The organisation now has a highly active network of over 2,000 MHFAiders who are encouraged to remain connected, engaged, and are offered opportunities to refresh their knowledge and upskill. They have also implemented a program called “Protect” – an internal resilience-based course for emerging leaders who have completed the MHFA course. Participants are encouraged to expand on their skills and embed well-being principles in line with best practice.
“Once we got up over the 5% of staff trained mark, our MHFAiders were reporting far less crisis interventions on the ground. They are able to intervene early, use the resources available to them, and generate referral pathways for staff who are struggling with their mental health.” says Natasha.
Some of the initiatives and practices that have enabled MHFA training to be embedded into Long-term culture and practice at Downer include:
- Appointing dedicated staff (registered allied health professionals) to lead well-being initiatives and spearhead mental health first aid. This now includes 3 Master Instructors within the organisation.
- Ensuring that mental health first aid is integrated into the company’s induction, leadership courses, HR practices, annual safety focus and other learning and development courses.
- Appointing MHFA Officers (now totalling 2,500) across different businesses and divisions as skilled, go-to champions for peer-to-peer support.
- Utilising accessible, professionally developed Mental Health First Aid Australia resources to avoid duplication, save time and cost.
- The investment in Downer’s people has also been reinforced with MHFA being included as a formal KPI under Australia’s largest Sustainability Linked Loan (2020).
- Conducting twice-yearly forums to bring staff MHFAiders together to keep the network active, engaged, and enable the sharing of inspiration and ideas.
- Encouraging staff to connect with Mental Health First Aid Australia updates and emails with reminders to keep up-to-date on mental health topics.
- Creating a rolling calendar of well-being engagement events and campaigns to keep people informed and active.
- Developing a Mental Health First Aid corner on the intranet site as a repository of relevant information and tools.
- Moving from a top-down approach to a more holistic, whole-of-organisation approach as the program matured, so that it could become a building block of overall well-being culture.
- Ensuring staff trained in MHFA stay on top of their Refresher courses and accreditation as an essential part of good practice.
When broken down, this list of activities is a clear recipe for successful Mental Health First Aid implementation.
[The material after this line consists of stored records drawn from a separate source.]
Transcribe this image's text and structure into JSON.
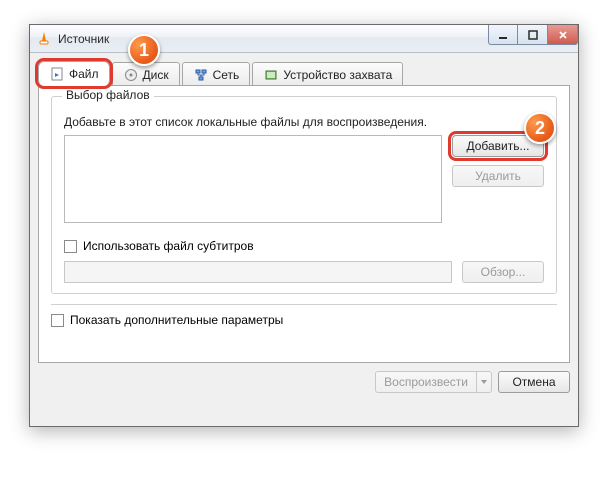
{
  "window": {
    "title": "Источник"
  },
  "tabs": {
    "file": {
      "label": "Файл"
    },
    "disc": {
      "label": "Диск"
    },
    "network": {
      "label": "Сеть"
    },
    "capture": {
      "label": "Устройство захвата"
    }
  },
  "file_panel": {
    "group_title": "Выбор файлов",
    "hint": "Добавьте в этот список локальные файлы для воспроизведения.",
    "add_label": "Добавить...",
    "remove_label": "Удалить",
    "use_subs_label": "Использовать файл субтитров",
    "browse_label": "Обзор..."
  },
  "bottom": {
    "more_options_label": "Показать дополнительные параметры"
  },
  "footer": {
    "play_label": "Воспроизвести",
    "cancel_label": "Отмена"
  },
  "callouts": {
    "one": "1",
    "two": "2"
  }
}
This is why Downer have been recognised as a Skilled Workplace under the MHFA Workplace Recognition Program.
While the hard work and dedication is paying off, Tim and Natasha know that mental health is an ongoing priority. They also note that they have the full backing of their executive managers, CEO and Board, who are committed to maintaining the program into the future. They will continue to look for ways to expand, adapt and embed the program so that it remains relevant to a changing workforce.
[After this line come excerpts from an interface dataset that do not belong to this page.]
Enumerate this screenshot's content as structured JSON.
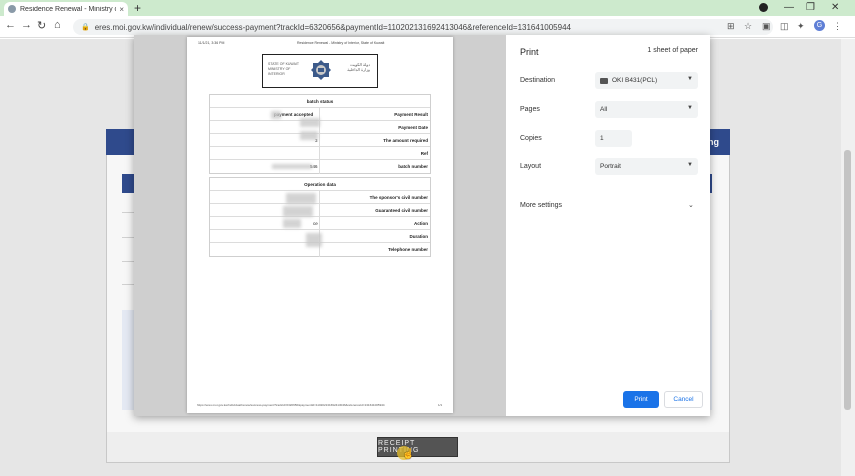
{
  "browser": {
    "tab_title": "Residence Renewal - Ministry of",
    "tab_close": "×",
    "new_tab": "+",
    "url": "eres.moi.gov.kw/individual/renew/success-payment?trackId=6320656&paymentId=110202131692413046&referenceId=131641005944",
    "window_minimize": "—",
    "window_maximize": "❐",
    "window_close": "✕",
    "profile_initial": "G"
  },
  "page": {
    "card_header_fragment": "ng",
    "receipt_button": "RECEIPT PRINTING"
  },
  "preview": {
    "print_date": "11/1/21, 3:36 PM",
    "print_header": "Residence Renewal - Ministry of Interior, State of Kuwait",
    "logo_en_line1": "STATE OF KUWAIT",
    "logo_en_line2": "MINISTRY OF INTERIOR",
    "logo_ar_line1": "دولة الكويت",
    "logo_ar_line2": "وزارة الداخلية",
    "batch_status_title": "batch status",
    "payment_result_value": "payment accepted",
    "amount_value": "3",
    "batch_number_value": "546",
    "operation_data_title": "Operation data",
    "action_value": "ce",
    "rows_batch": [
      {
        "label": "Payment Result"
      },
      {
        "label": "Payment Date"
      },
      {
        "label": "The amount required"
      },
      {
        "label": "Ref"
      },
      {
        "label": "batch number"
      }
    ],
    "rows_operation": [
      {
        "label": "The sponsor's civil number"
      },
      {
        "label": "Guaranteed civil number"
      },
      {
        "label": "Action"
      },
      {
        "label": "Duration"
      },
      {
        "label": "Telephone number"
      }
    ],
    "footer_url": "https://eres.moi.gov.kw/individual/renew/success-payment?trackId=6320656&paymentId=110202131692413046&referenceId=131641005944",
    "footer_page": "1/1"
  },
  "print_settings": {
    "title": "Print",
    "sheet_count": "1 sheet of paper",
    "destination_label": "Destination",
    "destination_value": "OKI B431(PCL)",
    "pages_label": "Pages",
    "pages_value": "All",
    "copies_label": "Copies",
    "copies_value": "1",
    "layout_label": "Layout",
    "layout_value": "Portrait",
    "more_settings": "More settings",
    "print_button": "Print",
    "cancel_button": "Cancel"
  },
  "colors": {
    "tabstrip": "#cdeacd",
    "site_header": "#2f4a8c",
    "print_button": "#1a73e8"
  }
}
Tim Black sums up their experience by saying, “It’s great that everyone at Downer have gotten behind Mental Health First Aid, because it’s not just a work-related course, it’s a life-related course. It provides a safe space that you can carry with you inside and outside of your working days. This has a rippling out that has a positive impact on broader communities, which really is lovely.”
Downer are recognised as part of the Mental Health First Aid Australia Workplace Recognition Program. Find out how your organisation can embed best practice MHFA training and wrap-around initiatives.
To find out more about Mental Health First Aid training for your workplace visit workplace.mhfa.com.au
To learn more about gaining recognition within the Mental Health First Aid Workplace Recognition Program visit mhfa.com.au/workplacerecognition